**Required action:** Among the records, which lines hold the word "number"? Pick them out.

[Excerpts from an interface dataset]

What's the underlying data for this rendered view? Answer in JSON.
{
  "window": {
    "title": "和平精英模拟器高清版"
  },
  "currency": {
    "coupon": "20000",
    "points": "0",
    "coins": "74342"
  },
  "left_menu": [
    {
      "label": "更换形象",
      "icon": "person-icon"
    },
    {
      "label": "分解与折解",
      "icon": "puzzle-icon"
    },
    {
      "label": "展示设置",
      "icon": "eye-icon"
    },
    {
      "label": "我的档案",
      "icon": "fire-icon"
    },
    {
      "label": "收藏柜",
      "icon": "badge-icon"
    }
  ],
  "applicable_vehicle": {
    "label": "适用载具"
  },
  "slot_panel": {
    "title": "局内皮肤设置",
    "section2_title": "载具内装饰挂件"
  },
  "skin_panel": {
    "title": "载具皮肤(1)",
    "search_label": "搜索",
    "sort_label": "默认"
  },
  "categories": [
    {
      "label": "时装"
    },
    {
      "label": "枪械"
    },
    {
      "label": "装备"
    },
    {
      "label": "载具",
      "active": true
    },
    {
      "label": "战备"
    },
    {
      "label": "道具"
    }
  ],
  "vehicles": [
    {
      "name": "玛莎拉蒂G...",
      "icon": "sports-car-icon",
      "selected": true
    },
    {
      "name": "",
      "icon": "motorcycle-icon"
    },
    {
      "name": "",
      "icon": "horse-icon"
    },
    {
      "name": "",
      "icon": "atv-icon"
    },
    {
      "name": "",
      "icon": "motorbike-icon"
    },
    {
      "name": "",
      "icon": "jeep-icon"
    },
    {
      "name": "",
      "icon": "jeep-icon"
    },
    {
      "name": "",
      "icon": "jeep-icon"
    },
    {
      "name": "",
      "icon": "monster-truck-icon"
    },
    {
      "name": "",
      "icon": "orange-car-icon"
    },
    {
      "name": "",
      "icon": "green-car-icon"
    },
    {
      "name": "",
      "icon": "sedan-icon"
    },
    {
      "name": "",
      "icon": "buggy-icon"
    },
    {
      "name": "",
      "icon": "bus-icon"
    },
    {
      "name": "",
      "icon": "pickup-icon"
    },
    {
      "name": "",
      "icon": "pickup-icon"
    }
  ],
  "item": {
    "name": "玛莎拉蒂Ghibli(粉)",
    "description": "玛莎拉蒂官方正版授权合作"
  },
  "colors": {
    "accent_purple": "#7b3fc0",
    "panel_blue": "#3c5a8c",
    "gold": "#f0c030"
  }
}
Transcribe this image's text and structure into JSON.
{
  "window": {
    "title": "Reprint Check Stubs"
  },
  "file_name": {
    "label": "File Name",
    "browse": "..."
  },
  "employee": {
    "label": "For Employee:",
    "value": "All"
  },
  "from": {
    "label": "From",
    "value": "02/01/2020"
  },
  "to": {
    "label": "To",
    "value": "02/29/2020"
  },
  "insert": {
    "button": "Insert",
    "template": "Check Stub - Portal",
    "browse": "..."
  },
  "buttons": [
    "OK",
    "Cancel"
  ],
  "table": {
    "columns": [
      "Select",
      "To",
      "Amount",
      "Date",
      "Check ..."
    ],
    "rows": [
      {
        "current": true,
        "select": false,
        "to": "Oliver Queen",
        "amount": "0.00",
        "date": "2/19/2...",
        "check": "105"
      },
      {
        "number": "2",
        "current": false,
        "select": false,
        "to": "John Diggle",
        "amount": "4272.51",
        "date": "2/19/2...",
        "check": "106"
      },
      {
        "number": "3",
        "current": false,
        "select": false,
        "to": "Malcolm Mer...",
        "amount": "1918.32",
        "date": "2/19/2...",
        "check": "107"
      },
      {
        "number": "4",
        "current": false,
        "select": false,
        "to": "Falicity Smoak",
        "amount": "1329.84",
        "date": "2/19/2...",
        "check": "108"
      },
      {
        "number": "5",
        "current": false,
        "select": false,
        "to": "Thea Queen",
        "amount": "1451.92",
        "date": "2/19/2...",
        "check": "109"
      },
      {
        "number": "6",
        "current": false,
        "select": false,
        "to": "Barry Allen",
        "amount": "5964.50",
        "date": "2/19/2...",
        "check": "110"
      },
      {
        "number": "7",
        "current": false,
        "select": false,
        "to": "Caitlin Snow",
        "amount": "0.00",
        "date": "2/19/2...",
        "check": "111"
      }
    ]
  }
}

**Your response:**
        "number": "2",
        "number": "3",
        "number": "4",
        "number": "5",
        "number": "6",
        "number": "7",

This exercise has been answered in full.